Audi S5 Audi’s mid-sized coupe seemed a little flat on its European launch. So does it come to life in the UK?
When we first drove Audi’s new S5, in Portugal, it felt balanced, quick and supremely assured. What it failed to convey on those sun-baked roads outside Porto was a sense of adjustability and, for want of a better word, fun. Now it’s back for a second shot, this time on the colder, damper and altogether more challenging roads of the UK, to see if there’s an entertainer hidden beneath those chiselled lines.
First, a recap. For the new S5 a 3-litre turbocharged #V6
replaces the outgoing car’s #supercharged-V6

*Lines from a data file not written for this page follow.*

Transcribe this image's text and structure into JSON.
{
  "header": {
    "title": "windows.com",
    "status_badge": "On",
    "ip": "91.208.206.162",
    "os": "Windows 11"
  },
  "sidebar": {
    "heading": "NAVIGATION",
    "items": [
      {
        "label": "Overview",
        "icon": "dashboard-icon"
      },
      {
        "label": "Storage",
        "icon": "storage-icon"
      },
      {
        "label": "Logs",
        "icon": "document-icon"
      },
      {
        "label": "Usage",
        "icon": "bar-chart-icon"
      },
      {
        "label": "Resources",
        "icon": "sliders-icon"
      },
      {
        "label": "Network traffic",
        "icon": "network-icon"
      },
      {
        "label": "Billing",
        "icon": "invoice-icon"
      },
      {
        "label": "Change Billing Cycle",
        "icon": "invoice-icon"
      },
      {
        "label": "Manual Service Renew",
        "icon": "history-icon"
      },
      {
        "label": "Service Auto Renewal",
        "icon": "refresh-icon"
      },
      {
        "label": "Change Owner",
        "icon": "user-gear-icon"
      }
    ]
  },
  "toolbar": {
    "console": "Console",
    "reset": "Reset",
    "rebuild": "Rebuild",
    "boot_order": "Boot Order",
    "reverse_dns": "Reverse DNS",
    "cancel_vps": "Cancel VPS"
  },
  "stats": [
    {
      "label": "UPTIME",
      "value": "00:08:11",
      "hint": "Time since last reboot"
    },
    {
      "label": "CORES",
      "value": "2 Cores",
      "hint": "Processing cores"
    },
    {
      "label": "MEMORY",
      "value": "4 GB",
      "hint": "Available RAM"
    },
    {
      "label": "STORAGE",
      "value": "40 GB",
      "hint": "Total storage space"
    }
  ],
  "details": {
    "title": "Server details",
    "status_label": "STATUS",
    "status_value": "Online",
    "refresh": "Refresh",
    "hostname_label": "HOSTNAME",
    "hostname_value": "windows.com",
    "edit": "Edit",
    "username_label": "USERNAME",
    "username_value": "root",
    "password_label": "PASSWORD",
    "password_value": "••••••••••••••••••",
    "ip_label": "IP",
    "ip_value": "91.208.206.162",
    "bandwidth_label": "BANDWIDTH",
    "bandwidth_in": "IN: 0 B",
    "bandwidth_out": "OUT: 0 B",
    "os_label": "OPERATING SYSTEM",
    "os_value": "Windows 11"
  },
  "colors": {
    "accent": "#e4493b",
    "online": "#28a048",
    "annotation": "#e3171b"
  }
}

unit. It produces 349bhp and 369lb ft – 21bhp and 44lb ft more than before. As you’d expect from a performance Audi, there’s four-wheel drive, specifically the latest Quattro system, which features an electronic clutch to control the centre diff. But the biggest change is the gearbox. Out goes the seven-speed dual-clutch unit, in comes an eight-speed torqueconverter automatic. Our test car is also fitted with Audi’s electronically controlled rear sport differential – a £1200 option.
Grey seats, black leather and carbonfibre make the interior a slightly gloomy place, but it oozes quality. There’s very little fuss or decoration and the dash layout and centre console will be familiar to A4 drivers. Audi’s virtual Cockpit is also now available in the S5, its 12.3-inch multi-function display replacing the traditional instruments behind the steering wheel.
The new engine ignites with a subtlety and restraint that characterises the S5. There’s no burst of revs, no pops or crackles; it just hums away, idling quietly. At low revs all you hear is a distant burbling from the exhaust, but this V6 is eager to spin and as engine speed rises, a deep growl percolates from the exhaust, complemented by a faint whooshing from the turbo.
This isn’t the most distinctive engine and Audi hasn’t engineered-in any histrionics to compensate for the lack of character. It feels honest, though, and you have to respect it for that. Don’t mistake the lack of theatre for a shortage of substance, though. With gearchanges that are quick most of the time, if not as snappy as a DCT’s, the S5 will reach 62mph in a claimed 4.7 seconds, which is two-tenths quicker than the model it replaces.
In typical Audi style the new S5 will cover ground without fuss or drama when driven briskly, but where we found it a little flat on its feet during our first drive, in the right conditions – i.e. in the wet – you can encourage the S5 to demonstrate its (well hidden) exuberant side. Lean on the grip the front axle and tyres generate – and there’s plenty to call upon – and when the nose is turned in, lift off the throttle and dab the brakes. While the nose will stay hooked, the rear will arc wide, then you just need to reapply the throttle to neutralise the fun.
There’s a sense you’re tricking the S5 into behaving in this extrovert way, and that’s because you are, but pair the S5’s turn-in grip with its overwhelming corner-exit performance and stability and it deals its trump card: making devastating progress along almost any road. Fun? No. Impressive? Mightily so.
In essence the new S5 fulfils your expectations of a 2017 performance Audi: safe, secure, predictable and faster than the competition. But it can deliver more, and satisfaction can be had from teasing the S5 when it’s at its limit. Ultimately, though, if rapid progress is your thing, the S5 has plenty going for it, but if you prefer a car that offers a challenge, you may prefer to look elsewhere.
‘There is a sense that you’re tricking the car into behaving like an extrovert’
Technical data specification #Audi-S5-Coupé
Engine V6, 2995cc, turbo
Power 349bhp @ 5400-6400rpm DIN
Torque 369lb ft @ 1370-4500rpm DIN
Weight 1615kg (220bhp/ton)
Price UK £47,000
+ Chassis rewards commitment
- Plain engine